Yvonne Parson wasn’t in the room when her father died. Like millions of people with relatives inside one of the country’s many nursing homes this past year, she couldn’t be.
James Hutcherson, a 93-year-old resident of New York State Veterans’ Home at St. Albans, had been living in the state-run Queens facility for four years, after being diagnosed with Parkinson’s disease and dementia. Parson says she visited him twice a week, paid his medical bills and oversaw his care, communicating regularly with the nursing staff.
By March 2020, however, those communications became more difficult. Gov. Andrew Cuomo ordered all nursing facilities closed to visitors and, soon after, COVID-19 infiltrated St. Albans. On April 8, Parson got the call she never wanted: Her father had died, a doctor explained.
Weeks later, Parson received her father’s final medical bill in the mail. Scanning the list of prescriptions, she paused on two drugs she didn’t recognize: hydroxychloroquine and azithromycin. She had known everything about his medical treatment. Why didn’t she know about this?
Hydroxychloroquine, an antimalarial drug first approved in the United States in 1955, was used widely throughout the country last spring as an experimental treatment for COVID-19. The drug, often combined with the antibiotic azithromycin, had been touted for months by officials at every level of government — most prominently by then-President Donald Trump.
The state, which licenses and inspects all 613 nursing homes in New York, allowed the facilities to administer hydroxychloroquine to patients exposed to the virus, even after public health experts cautioned against its use in non-hospital settings or for elderly and vulnerable patients.

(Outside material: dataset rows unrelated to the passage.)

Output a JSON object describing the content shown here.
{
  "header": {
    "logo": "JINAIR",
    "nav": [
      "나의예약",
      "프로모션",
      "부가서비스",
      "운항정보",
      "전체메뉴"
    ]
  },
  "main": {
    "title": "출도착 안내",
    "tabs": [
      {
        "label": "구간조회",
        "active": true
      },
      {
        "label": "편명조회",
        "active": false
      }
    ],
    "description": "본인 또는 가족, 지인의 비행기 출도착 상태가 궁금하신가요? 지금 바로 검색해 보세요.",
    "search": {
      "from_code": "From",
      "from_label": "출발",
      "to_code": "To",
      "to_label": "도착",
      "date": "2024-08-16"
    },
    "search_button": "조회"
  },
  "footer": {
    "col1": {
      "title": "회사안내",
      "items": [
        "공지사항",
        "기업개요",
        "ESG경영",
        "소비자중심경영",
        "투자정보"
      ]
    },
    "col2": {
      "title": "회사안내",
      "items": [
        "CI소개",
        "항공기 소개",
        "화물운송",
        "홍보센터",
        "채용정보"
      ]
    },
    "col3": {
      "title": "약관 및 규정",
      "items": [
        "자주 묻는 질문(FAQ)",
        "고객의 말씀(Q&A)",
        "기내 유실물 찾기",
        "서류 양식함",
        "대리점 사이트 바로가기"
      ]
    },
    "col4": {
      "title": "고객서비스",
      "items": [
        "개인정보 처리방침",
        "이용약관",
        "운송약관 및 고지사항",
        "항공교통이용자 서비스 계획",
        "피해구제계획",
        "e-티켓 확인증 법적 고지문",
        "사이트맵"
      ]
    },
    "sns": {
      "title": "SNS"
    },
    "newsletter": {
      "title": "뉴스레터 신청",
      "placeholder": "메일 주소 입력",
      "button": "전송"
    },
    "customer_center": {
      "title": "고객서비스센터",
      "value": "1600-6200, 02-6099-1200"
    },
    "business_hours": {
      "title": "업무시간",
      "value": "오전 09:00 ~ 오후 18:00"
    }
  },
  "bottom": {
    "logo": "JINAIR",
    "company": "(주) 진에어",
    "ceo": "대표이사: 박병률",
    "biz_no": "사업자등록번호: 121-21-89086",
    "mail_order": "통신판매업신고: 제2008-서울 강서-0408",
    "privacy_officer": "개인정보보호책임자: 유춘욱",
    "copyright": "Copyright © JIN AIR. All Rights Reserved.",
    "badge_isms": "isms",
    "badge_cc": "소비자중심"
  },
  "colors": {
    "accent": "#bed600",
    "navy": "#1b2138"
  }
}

Both drugs carry potential side effects, including anemia, neuromuscular damage, vision impairment and, of greatest concern, fatal heart arrhythmia. While rare in healthy patients, the risks increase with age and comorbidities like kidney or cardiovascular disease, experts say.